Pull each line holding the word "values" from the data.

• Website and app data records:
==================================================

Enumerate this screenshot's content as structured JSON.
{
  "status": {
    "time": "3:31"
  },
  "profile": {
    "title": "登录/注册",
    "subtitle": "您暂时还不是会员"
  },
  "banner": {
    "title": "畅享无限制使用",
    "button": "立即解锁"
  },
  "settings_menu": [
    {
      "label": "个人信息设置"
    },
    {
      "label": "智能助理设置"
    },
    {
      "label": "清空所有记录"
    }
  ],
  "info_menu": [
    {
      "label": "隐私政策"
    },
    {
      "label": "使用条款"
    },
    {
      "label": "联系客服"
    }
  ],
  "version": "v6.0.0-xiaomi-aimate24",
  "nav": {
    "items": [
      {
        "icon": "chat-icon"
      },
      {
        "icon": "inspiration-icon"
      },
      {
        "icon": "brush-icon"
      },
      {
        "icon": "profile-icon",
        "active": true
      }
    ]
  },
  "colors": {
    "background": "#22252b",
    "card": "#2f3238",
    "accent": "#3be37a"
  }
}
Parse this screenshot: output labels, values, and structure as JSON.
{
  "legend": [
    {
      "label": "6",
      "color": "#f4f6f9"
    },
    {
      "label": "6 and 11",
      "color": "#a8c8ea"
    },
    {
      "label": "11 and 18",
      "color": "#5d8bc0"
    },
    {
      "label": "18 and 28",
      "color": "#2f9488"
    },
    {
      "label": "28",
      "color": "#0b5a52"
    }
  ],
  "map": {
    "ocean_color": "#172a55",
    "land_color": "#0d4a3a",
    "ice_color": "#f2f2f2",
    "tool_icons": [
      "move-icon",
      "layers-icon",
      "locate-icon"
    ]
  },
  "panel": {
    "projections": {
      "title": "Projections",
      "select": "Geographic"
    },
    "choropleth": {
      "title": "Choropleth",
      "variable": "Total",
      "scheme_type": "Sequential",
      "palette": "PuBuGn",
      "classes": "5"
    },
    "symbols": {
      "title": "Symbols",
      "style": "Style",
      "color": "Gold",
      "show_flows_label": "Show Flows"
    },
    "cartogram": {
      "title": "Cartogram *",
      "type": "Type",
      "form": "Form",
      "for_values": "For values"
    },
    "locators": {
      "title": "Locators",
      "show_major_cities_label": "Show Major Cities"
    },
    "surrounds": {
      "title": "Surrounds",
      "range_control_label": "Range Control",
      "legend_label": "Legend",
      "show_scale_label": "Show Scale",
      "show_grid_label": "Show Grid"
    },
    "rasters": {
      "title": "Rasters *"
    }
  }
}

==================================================

• Answer space:
Parse this screenshot: output labels, values, and structure as JSON.
      "for_values": "For values"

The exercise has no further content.